Word for word, reproduce the records, keeping none of the pictures.

[Interface dataset entries]
....

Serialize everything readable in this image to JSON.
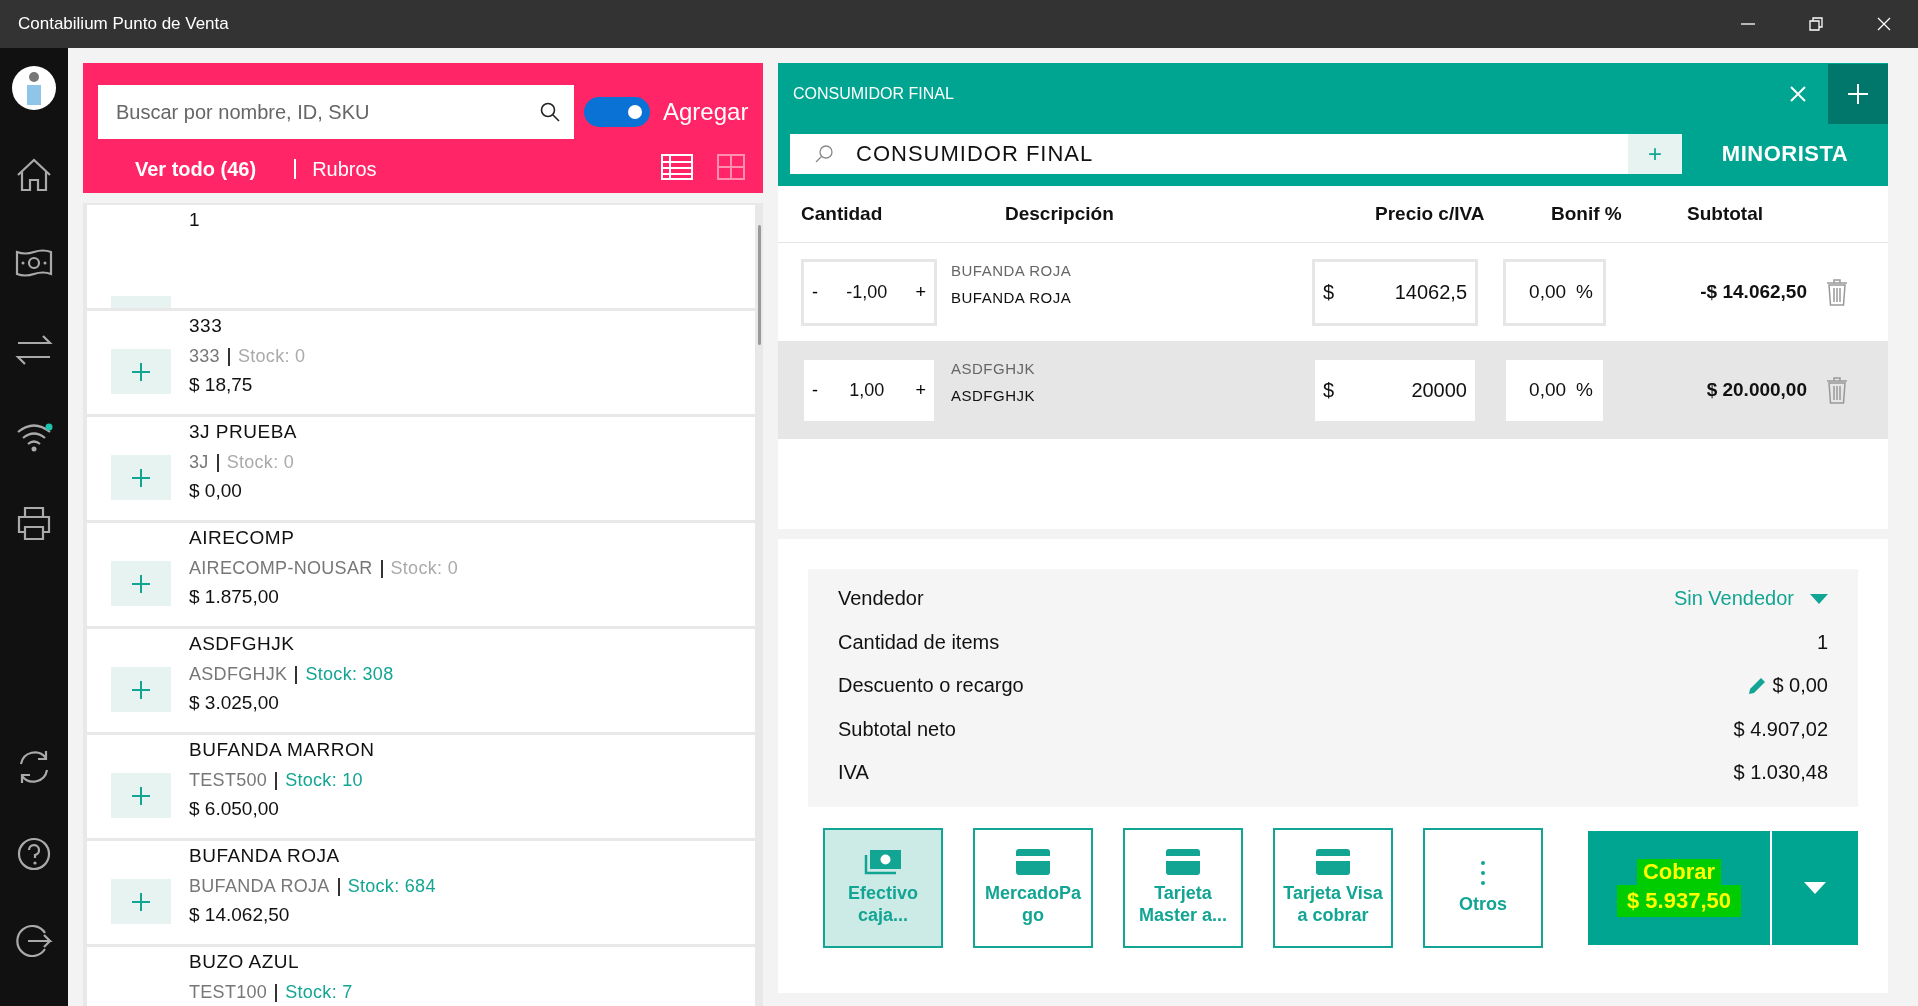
{
  "window": {
    "title": "Contabilium Punto de Venta"
  },
  "sidebar": {
    "items": [
      {
        "kind": "avatar"
      },
      {
        "kind": "home"
      },
      {
        "kind": "cash"
      },
      {
        "kind": "transfer"
      },
      {
        "kind": "wifi"
      },
      {
        "kind": "print"
      },
      {
        "kind": "sync"
      },
      {
        "kind": "help"
      },
      {
        "kind": "logout"
      }
    ]
  },
  "catalog": {
    "search": {
      "placeholder": "Buscar por nombre, ID, SKU"
    },
    "add_toggle": {
      "on": true,
      "label": "Agregar"
    },
    "filters": [
      {
        "label": "Ver todo (46)",
        "selected": true
      },
      {
        "label": "Rubros",
        "selected": false
      }
    ],
    "views": [
      {
        "kind": "list",
        "selected": true
      },
      {
        "kind": "grid",
        "selected": false
      }
    ],
    "products": [
      {
        "name": "1"
      },
      {
        "name": "333",
        "sku": "333",
        "stock": "Stock: 0",
        "in_stock": false,
        "price": "$ 18,75"
      },
      {
        "name": "3J PRUEBA",
        "sku": "3J",
        "stock": "Stock: 0",
        "in_stock": false,
        "price": "$ 0,00"
      },
      {
        "name": "AIRECOMP",
        "sku": "AIRECOMP-NOUSAR",
        "stock": "Stock: 0",
        "in_stock": false,
        "price": "$ 1.875,00"
      },
      {
        "name": "ASDFGHJK",
        "sku": "ASDFGHJK",
        "stock": "Stock: 308",
        "in_stock": true,
        "price": "$ 3.025,00"
      },
      {
        "name": "BUFANDA MARRON",
        "sku": "TEST500",
        "stock": "Stock: 10",
        "in_stock": true,
        "price": "$ 6.050,00"
      },
      {
        "name": "BUFANDA ROJA",
        "sku": "BUFANDA ROJA",
        "stock": "Stock: 684",
        "in_stock": true,
        "price": "$ 14.062,50"
      },
      {
        "name": "BUZO AZUL",
        "sku": "TEST100",
        "stock": "Stock: 7",
        "in_stock": true
      }
    ]
  },
  "sale": {
    "title": "CONSUMIDOR FINAL",
    "customer": {
      "value": "CONSUMIDOR FINAL",
      "add": "+"
    },
    "price_list": "MINORISTA",
    "columns": [
      "Cantidad",
      "Descripción",
      "Precio c/IVA",
      "Bonif %",
      "Subtotal"
    ],
    "rows": [
      {
        "selected": false,
        "minus": "-",
        "quantity": "-1,00",
        "plus": "+",
        "code": "BUFANDA ROJA",
        "description": "BUFANDA ROJA",
        "currency": "$",
        "price": "14062,5",
        "bonus": "0,00",
        "percent": "%",
        "subtotal": "-$ 14.062,50"
      },
      {
        "selected": true,
        "minus": "-",
        "quantity": "1,00",
        "plus": "+",
        "code": "ASDFGHJK",
        "description": "ASDFGHJK",
        "currency": "$",
        "price": "20000",
        "bonus": "0,00",
        "percent": "%",
        "subtotal": "$ 20.000,00"
      }
    ],
    "summary": [
      {
        "kind": "dropdown",
        "label": "Vendedor",
        "value": "Sin Vendedor"
      },
      {
        "kind": "plain",
        "label": "Cantidad de items",
        "value": "1"
      },
      {
        "kind": "editable",
        "label": "Descuento o recargo",
        "value": "$ 0,00"
      },
      {
        "kind": "plain",
        "label": "Subtotal neto",
        "value": "$ 4.907,02"
      },
      {
        "kind": "plain",
        "label": "IVA",
        "value": "$ 1.030,48"
      }
    ],
    "payments": [
      {
        "kind": "cash",
        "label": "Efectivo caja...",
        "selected": true
      },
      {
        "kind": "card",
        "label": "MercadoPa go",
        "selected": false
      },
      {
        "kind": "card",
        "label": "Tarjeta Master a...",
        "selected": false
      },
      {
        "kind": "card",
        "label": "Tarjeta Visa a cobrar",
        "selected": false
      },
      {
        "kind": "more",
        "label": "Otros",
        "selected": false
      }
    ],
    "charge": {
      "label": "Cobrar",
      "amount": "$ 5.937,50"
    }
  }
}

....

**Reply**
Serialize everything readable in this image to JSON.
{
  "window": {
    "title": "Contabilium Punto de Venta"
  },
  "sidebar": {
    "items": [
      {
        "kind": "avatar"
      },
      {
        "kind": "home"
      },
      {
        "kind": "cash"
      },
      {
        "kind": "transfer"
      },
      {
        "kind": "wifi"
      },
      {
        "kind": "print"
      },
      {
        "kind": "sync"
      },
      {
        "kind": "help"
      },
      {
        "kind": "logout"
      }
    ]
  },
  "catalog": {
    "search": {
      "placeholder": "Buscar por nombre, ID, SKU"
    },
    "add_toggle": {
      "on": true,
      "label": "Agregar"
    },
    "filters": [
      {
        "label": "Ver todo (46)",
        "selected": true
      },
      {
        "label": "Rubros",
        "selected": false
      }
    ],
    "views": [
      {
        "kind": "list",
        "selected": true
      },
      {
        "kind": "grid",
        "selected": false
      }
    ],
    "products": [
      {
        "name": "1"
      },
      {
        "name": "333",
        "sku": "333",
        "stock": "Stock: 0",
        "in_stock": false,
        "price": "$ 18,75"
      },
      {
        "name": "3J PRUEBA",
        "sku": "3J",
        "stock": "Stock: 0",
        "in_stock": false,
        "price": "$ 0,00"
      },
      {
        "name": "AIRECOMP",
        "sku": "AIRECOMP-NOUSAR",
        "stock": "Stock: 0",
        "in_stock": false,
        "price": "$ 1.875,00"
      },
      {
        "name": "ASDFGHJK",
        "sku": "ASDFGHJK",
        "stock": "Stock: 308",
        "in_stock": true,
        "price": "$ 3.025,00"
      },
      {
        "name": "BUFANDA MARRON",
        "sku": "TEST500",
        "stock": "Stock: 10",
        "in_stock": true,
        "price": "$ 6.050,00"
      },
      {
        "name": "BUFANDA ROJA",
        "sku": "BUFANDA ROJA",
        "stock": "Stock: 684",
        "in_stock": true,
        "price": "$ 14.062,50"
      },
      {
        "name": "BUZO AZUL",
        "sku": "TEST100",
        "stock": "Stock: 7",
        "in_stock": true
      }
    ]
  },
  "sale": {
    "title": "CONSUMIDOR FINAL",
    "customer": {
      "value": "CONSUMIDOR FINAL",
      "add": "+"
    },
    "price_list": "MINORISTA",
    "columns": [
      "Cantidad",
      "Descripción",
      "Precio c/IVA",
      "Bonif %",
      "Subtotal"
    ],
    "rows": [
      {
        "selected": false,
        "minus": "-",
        "quantity": "-1,00",
        "plus": "+",
        "code": "BUFANDA ROJA",
        "description": "BUFANDA ROJA",
        "currency": "$",
        "price": "14062,5",
        "bonus": "0,00",
        "percent": "%",
        "subtotal": "-$ 14.062,50"
      },
      {
        "selected": true,
        "minus": "-",
        "quantity": "1,00",
        "plus": "+",
        "code": "ASDFGHJK",
        "description": "ASDFGHJK",
        "currency": "$",
        "price": "20000",
        "bonus": "0,00",
        "percent": "%",
        "subtotal": "$ 20.000,00"
      }
    ],
    "summary": [
      {
        "kind": "dropdown",
        "label": "Vendedor",
        "value": "Sin Vendedor"
      },
      {
        "kind": "plain",
        "label": "Cantidad de items",
        "value": "1"
      },
      {
        "kind": "editable",
        "label": "Descuento o recargo",
        "value": "$ 0,00"
      },
      {
        "kind": "plain",
        "label": "Subtotal neto",
        "value": "$ 4.907,02"
      },
      {
        "kind": "plain",
        "label": "IVA",
        "value": "$ 1.030,48"
      }
    ],
    "payments": [
      {
        "kind": "cash",
        "label": "Efectivo caja...",
        "selected": true
      },
      {
        "kind": "card",
        "label": "MercadoPa go",
        "selected": false
      },
      {
        "kind": "card",
        "label": "Tarjeta Master a...",
        "selected": false
      },
      {
        "kind": "card",
        "label": "Tarjeta Visa a cobrar",
        "selected": false
      },
      {
        "kind": "more",
        "label": "Otros",
        "selected": false
      }
    ],
    "charge": {
      "label": "Cobrar",
      "amount": "$ 5.937,50"
    }
  }
}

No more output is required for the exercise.